Dydd Gŵyl Dewi Hapus
I bet that looks like gibberish to you, unless you happen to be a Welshman, in which case “Happy St. David’s Day” to you too.
Yes, those trademark unvoweled Welsh words read “Happy St. David’s Day.”
St David, the patron saint of Wales, is commemorated every year on the anniversary of his death on 01 March. St David’s Day is not an official national holiday, but is celebrated with parades all around Wales, where celebrants wear a daffodil, the Welsh national flower and display their leeks, the national vegetable.
Now, if I were a Welshman, I’d be slightly peeved that St David, the patron saint of my country, was not recognised with an official holiday. True he has a day named after him, and that’s pretty cool, but still, shouldn’t a man who founded 12 monasteries, made pilgrimage to Jerusalem, and, according to legend, performed miracles be elevated to being worthy of “national holiday” status? After all both the Scots and the Irish celebrate their saints with an official holiday with St Andrew’s Day and St Patrick’s Day respectively.

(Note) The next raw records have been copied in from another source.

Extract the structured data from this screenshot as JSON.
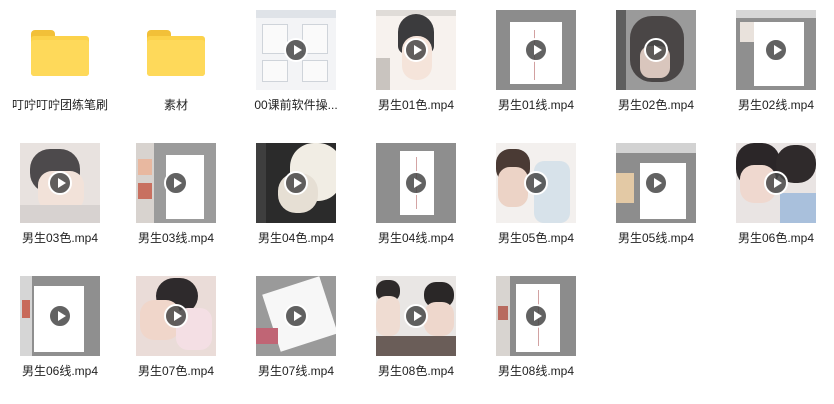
{
  "items": [
    {
      "label": "叮咛叮咛团练笔刷",
      "type": "folder",
      "icon": "folder-icon"
    },
    {
      "label": "素材",
      "type": "folder",
      "icon": "folder-icon"
    },
    {
      "label": "00课前软件操...",
      "type": "video",
      "icon": "video-thumbnail"
    },
    {
      "label": "男生01色.mp4",
      "type": "video",
      "icon": "video-thumbnail"
    },
    {
      "label": "男生01线.mp4",
      "type": "video",
      "icon": "video-thumbnail"
    },
    {
      "label": "男生02色.mp4",
      "type": "video",
      "icon": "video-thumbnail"
    },
    {
      "label": "男生02线.mp4",
      "type": "video",
      "icon": "video-thumbnail"
    },
    {
      "label": "男生03色.mp4",
      "type": "video",
      "icon": "video-thumbnail"
    },
    {
      "label": "男生03线.mp4",
      "type": "video",
      "icon": "video-thumbnail"
    },
    {
      "label": "男生04色.mp4",
      "type": "video",
      "icon": "video-thumbnail"
    },
    {
      "label": "男生04线.mp4",
      "type": "video",
      "icon": "video-thumbnail"
    },
    {
      "label": "男生05色.mp4",
      "type": "video",
      "icon": "video-thumbnail"
    },
    {
      "label": "男生05线.mp4",
      "type": "video",
      "icon": "video-thumbnail"
    },
    {
      "label": "男生06色.mp4",
      "type": "video",
      "icon": "video-thumbnail"
    },
    {
      "label": "男生06线.mp4",
      "type": "video",
      "icon": "video-thumbnail"
    },
    {
      "label": "男生07色.mp4",
      "type": "video",
      "icon": "video-thumbnail"
    },
    {
      "label": "男生07线.mp4",
      "type": "video",
      "icon": "video-thumbnail"
    },
    {
      "label": "男生08色.mp4",
      "type": "video",
      "icon": "video-thumbnail"
    },
    {
      "label": "男生08线.mp4",
      "type": "video",
      "icon": "video-thumbnail"
    }
  ],
  "colors": {
    "folder": "#fcd24a",
    "play_button": "#464646",
    "label_text": "#222222"
  }
}
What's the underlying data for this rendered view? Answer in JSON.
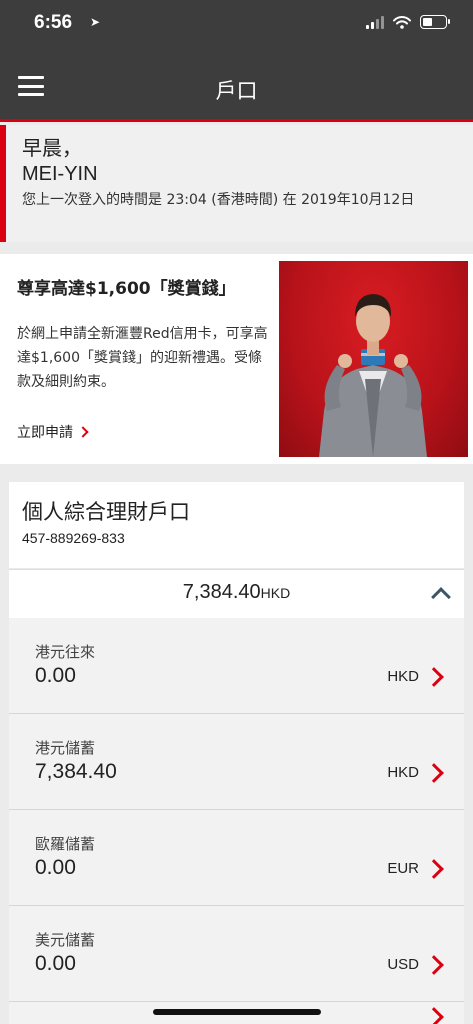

So why not the Welsh? It just doesn’t seem fair?
(Of course, we could ask the same question about the English. After all, St George’s Day is also not an official holiday, and every year come 23 April, social media fires up all a-twitter wondering this same question. But that’s the subject of another day and another blog post. For now, we’ll concentrate on the Welsh).
Well, I cannot answer the question, for I do not know (and frankly, neither Google nor Wikipedia were much help). What I do know is that if you are Welsh you may either want to celebrate St David or commiserate the fact that you don’t get a day off work to commemorate your national patron saint.
And what better way to do either than to savour the silky smooth easy-drinking whiskies of Penderyn Distillery, which is set in the beautiful, romantic, peaceful, and serene foothills of the Brecon Beacons.
And of course, no celebration would be complete without festive food. A traditional St David’s Day feast includes cawl (soup), bara brith tea loaf, lamb, and Welsh rarebit, which despite the name, has nothing to do with rabbits, and is in fact a hot cheese sauce poured over toasted bread. Actually, it sounds quite delicious, and would probably go down a treat with the sweet and fruity Penderyn Myth or the more complex Legend.
And with our St David’s Day special of a free glass with every Penderyn purchase, there is no reason not to celebrate.
So don your daffodils and your leeks, raise your glasses in a toast to St David and exclaim
(That’s Cheers!! in Welsh).